▶ _WHAT IS EXPECTED_:
What you give back must match the data exactly, minus the pictures.

▶ _MATERIAL SUPPLIED_:
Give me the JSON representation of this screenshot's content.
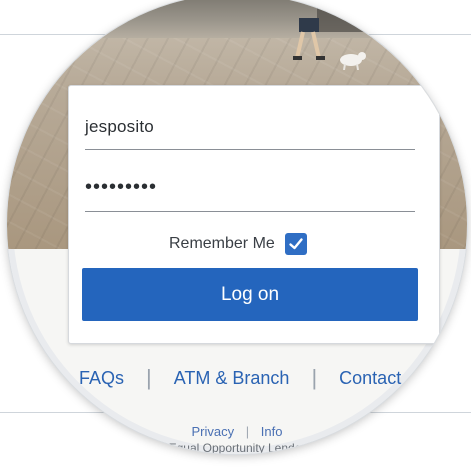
{
  "login": {
    "username_value": "jesposito",
    "password_value": "•••••••••",
    "remember_label": "Remember Me",
    "remember_checked": true,
    "logon_label": "Log on"
  },
  "links": {
    "faqs": "FAQs",
    "atm_branch": "ATM & Branch",
    "contact": "Contact",
    "separator": "|"
  },
  "footer": {
    "privacy": "Privacy",
    "info": "Info",
    "separator": "|",
    "equal_opportunity": "Equal Opportunity Lender"
  },
  "colors": {
    "primary_button": "#2465bd",
    "link": "#2a63b3",
    "checkbox": "#2f6ec4"
  },
  "icons": {
    "checkbox": "checkmark-icon"
  }
}
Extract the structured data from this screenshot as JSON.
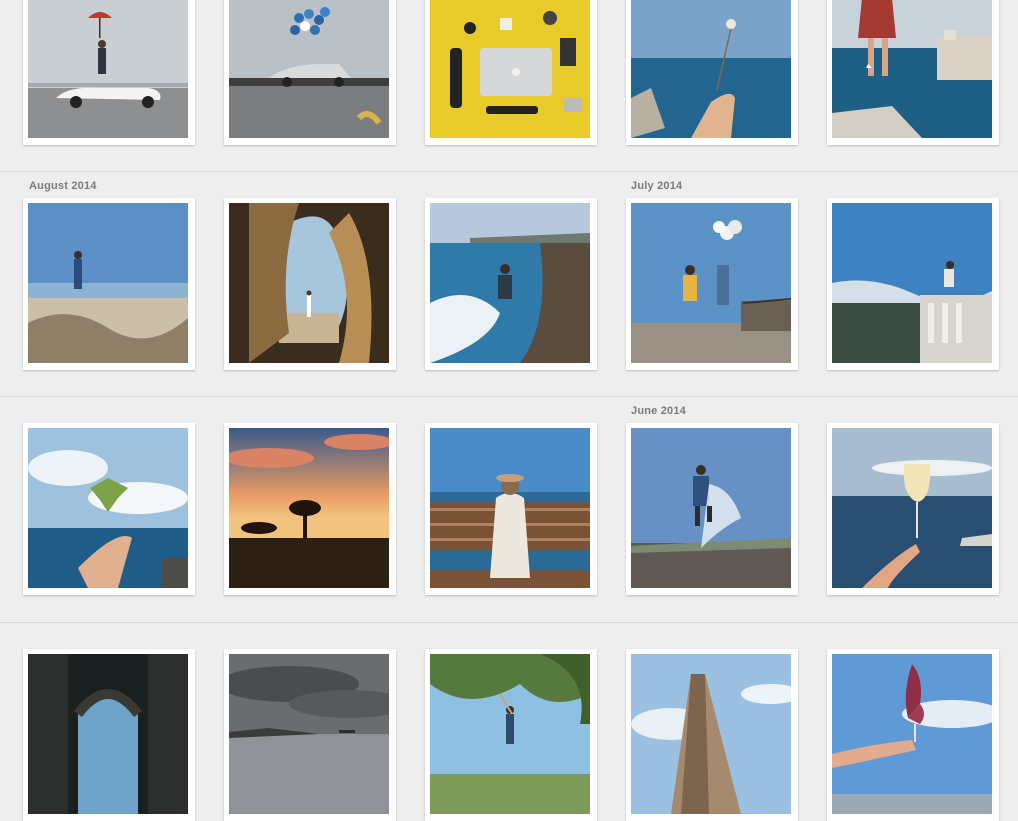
{
  "sections": {
    "august_2014": "August 2014",
    "july_2014": "July 2014",
    "june_2014": "June 2014"
  }
}
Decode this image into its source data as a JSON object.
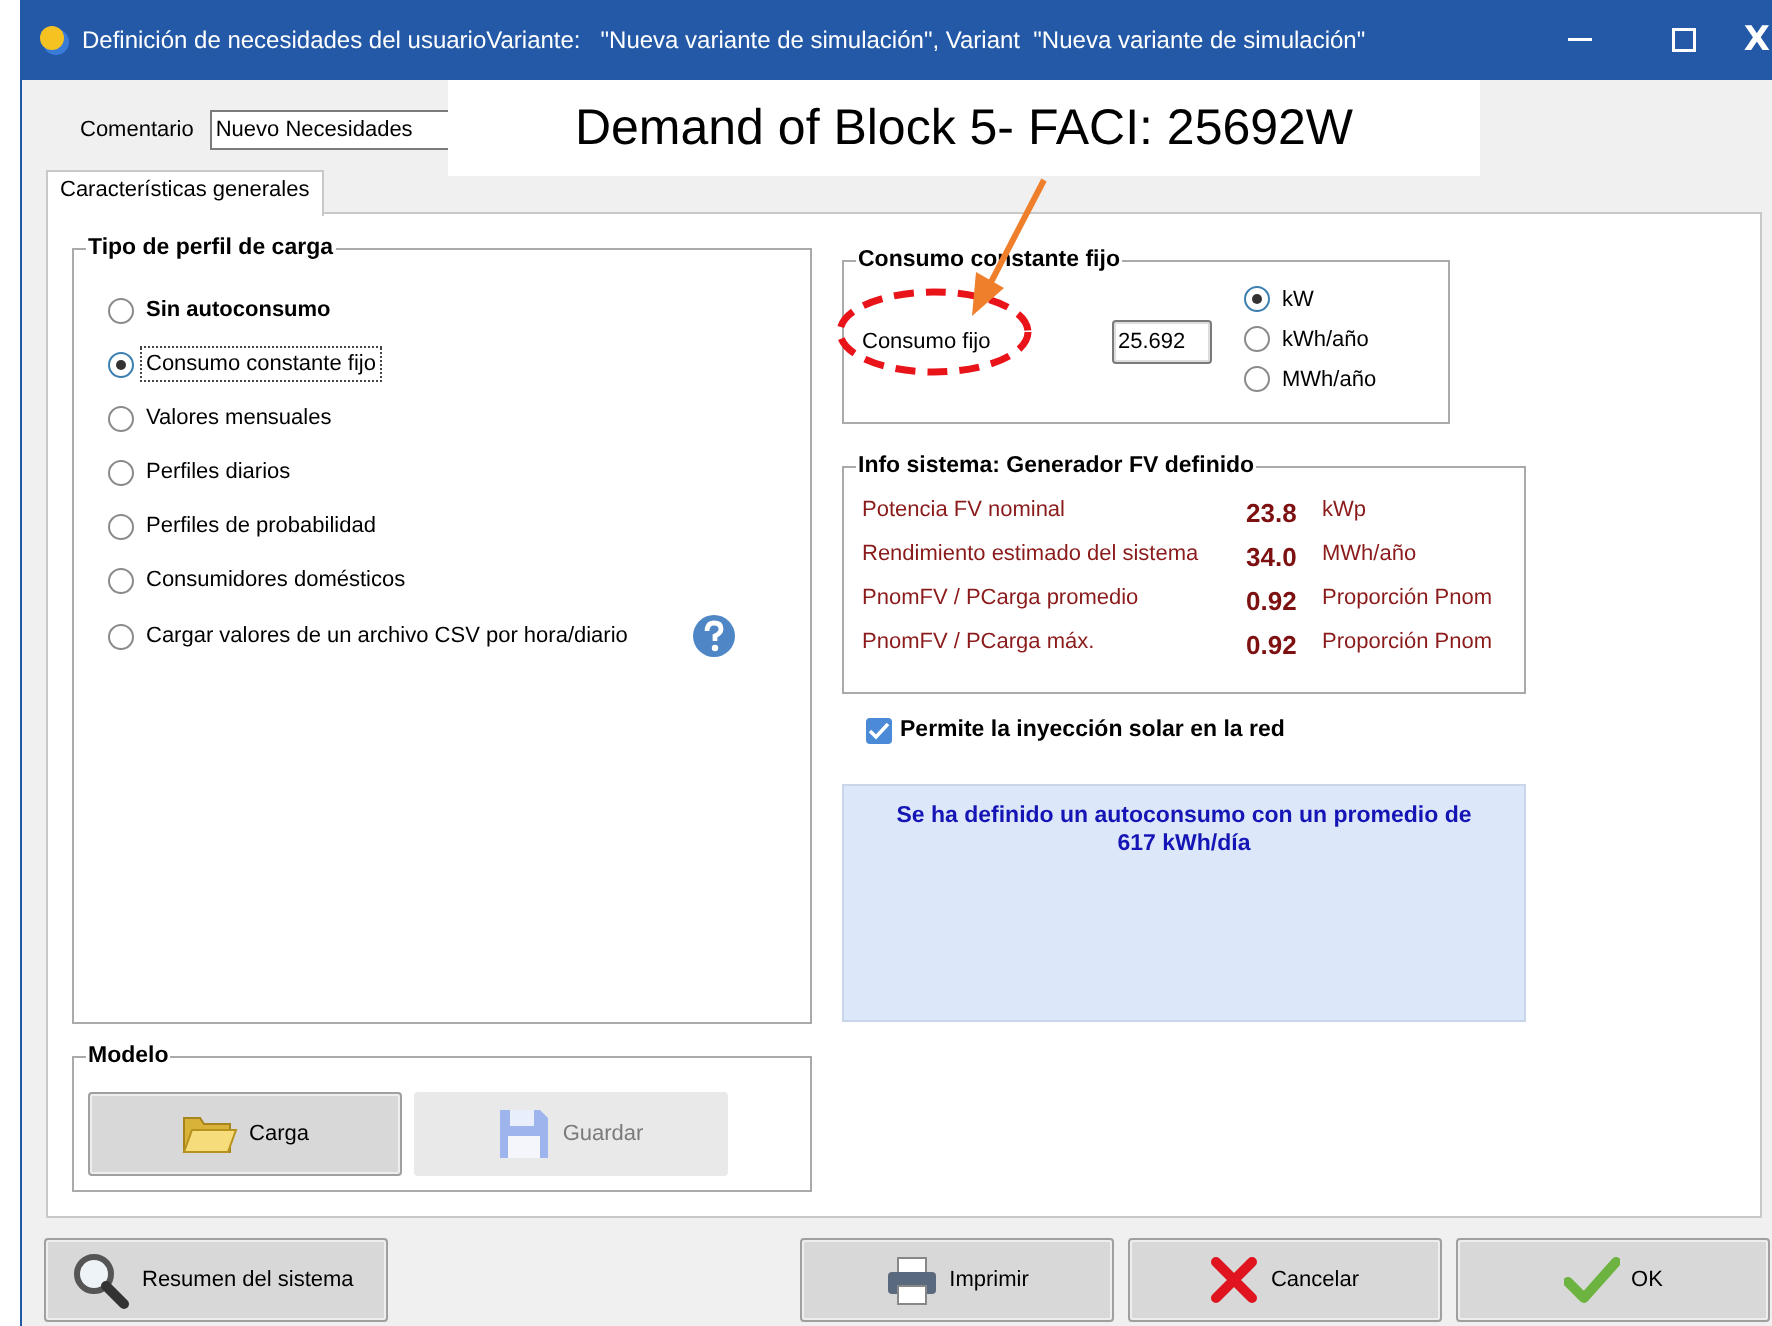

▶ _TASK OUTPUT_:
Give me the JSON representation of this screenshot's content.
{
  "login": {
    "username_value": "jesposito",
    "password_value": "•••••••••",
    "remember_label": "Remember Me",
    "remember_checked": true,
    "logon_label": "Log on"
  },
  "links": {
    "faqs": "FAQs",
    "atm_branch": "ATM & Branch",
    "contact": "Contact",
    "separator": "|"
  },
  "footer": {
    "privacy": "Privacy",
    "info": "Info",
    "separator": "|",
    "equal_opportunity": "Equal Opportunity Lender"
  },
  "colors": {
    "primary_button": "#2465bd",
    "link": "#2a63b3",
    "checkbox": "#2f6ec4"
  },
  "icons": {
    "checkbox": "checkmark-icon"
  }
}
Extract the structured data from this screenshot as JSON.
{
  "sections": {
    "august_2014": "August 2014",
    "july_2014": "July 2014",
    "june_2014": "June 2014"
  }
}
Decode this image into its source data as a JSON object.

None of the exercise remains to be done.